PROBLEM DETAILS —
Among the lines of the records, count those containing the word "momentum", then give the number alone.

SOURCE MATERIAL —
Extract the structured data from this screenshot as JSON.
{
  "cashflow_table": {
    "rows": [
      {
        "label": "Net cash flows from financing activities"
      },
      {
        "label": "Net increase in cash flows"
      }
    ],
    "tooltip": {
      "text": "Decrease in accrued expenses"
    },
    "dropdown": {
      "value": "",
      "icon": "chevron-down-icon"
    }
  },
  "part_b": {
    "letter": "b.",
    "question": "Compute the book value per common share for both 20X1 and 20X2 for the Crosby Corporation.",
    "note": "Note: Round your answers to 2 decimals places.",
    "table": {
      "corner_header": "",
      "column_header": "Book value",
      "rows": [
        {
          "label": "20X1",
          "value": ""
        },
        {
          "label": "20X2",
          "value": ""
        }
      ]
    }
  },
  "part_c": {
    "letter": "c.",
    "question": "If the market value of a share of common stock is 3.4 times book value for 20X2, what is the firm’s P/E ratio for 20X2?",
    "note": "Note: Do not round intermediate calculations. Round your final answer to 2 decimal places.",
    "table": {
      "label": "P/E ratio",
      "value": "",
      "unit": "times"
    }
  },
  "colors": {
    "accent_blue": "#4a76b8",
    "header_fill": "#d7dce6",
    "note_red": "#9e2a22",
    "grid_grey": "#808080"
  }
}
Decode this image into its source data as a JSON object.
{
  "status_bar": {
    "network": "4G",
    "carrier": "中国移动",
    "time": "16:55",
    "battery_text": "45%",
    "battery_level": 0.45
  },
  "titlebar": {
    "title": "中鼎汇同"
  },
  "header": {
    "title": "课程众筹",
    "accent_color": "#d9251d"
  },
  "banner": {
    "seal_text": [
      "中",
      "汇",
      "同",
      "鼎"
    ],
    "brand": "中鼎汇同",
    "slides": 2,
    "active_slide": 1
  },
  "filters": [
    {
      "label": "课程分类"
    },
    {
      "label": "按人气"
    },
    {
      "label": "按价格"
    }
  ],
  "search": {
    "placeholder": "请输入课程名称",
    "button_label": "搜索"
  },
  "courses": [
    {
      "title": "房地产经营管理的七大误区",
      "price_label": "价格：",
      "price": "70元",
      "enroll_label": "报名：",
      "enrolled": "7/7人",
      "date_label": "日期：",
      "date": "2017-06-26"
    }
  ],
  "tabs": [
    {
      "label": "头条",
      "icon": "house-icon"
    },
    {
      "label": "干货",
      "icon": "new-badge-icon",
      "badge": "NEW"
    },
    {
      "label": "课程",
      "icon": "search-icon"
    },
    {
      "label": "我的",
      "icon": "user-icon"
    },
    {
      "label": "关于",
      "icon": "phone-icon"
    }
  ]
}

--

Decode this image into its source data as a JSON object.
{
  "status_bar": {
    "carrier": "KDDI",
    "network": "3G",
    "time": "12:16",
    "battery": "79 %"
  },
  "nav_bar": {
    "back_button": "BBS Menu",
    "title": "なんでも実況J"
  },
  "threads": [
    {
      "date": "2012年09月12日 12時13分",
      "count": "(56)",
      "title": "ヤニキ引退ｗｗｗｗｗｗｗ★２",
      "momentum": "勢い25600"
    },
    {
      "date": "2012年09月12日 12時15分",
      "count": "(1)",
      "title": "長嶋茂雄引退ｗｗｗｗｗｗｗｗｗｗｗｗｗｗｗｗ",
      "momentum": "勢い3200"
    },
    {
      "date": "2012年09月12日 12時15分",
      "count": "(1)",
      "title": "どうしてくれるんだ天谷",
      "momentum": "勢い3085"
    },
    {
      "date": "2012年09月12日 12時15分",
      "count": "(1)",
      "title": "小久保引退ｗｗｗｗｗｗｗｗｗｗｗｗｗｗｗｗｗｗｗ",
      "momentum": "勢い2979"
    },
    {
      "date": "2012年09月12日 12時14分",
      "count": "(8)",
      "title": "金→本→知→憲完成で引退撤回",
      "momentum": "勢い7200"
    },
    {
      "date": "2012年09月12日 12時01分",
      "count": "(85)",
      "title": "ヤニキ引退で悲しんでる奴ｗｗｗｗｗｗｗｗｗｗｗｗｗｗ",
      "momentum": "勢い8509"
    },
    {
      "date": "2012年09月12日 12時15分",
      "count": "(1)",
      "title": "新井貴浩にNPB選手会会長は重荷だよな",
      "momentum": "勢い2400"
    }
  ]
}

YOUR RESPONSE —
7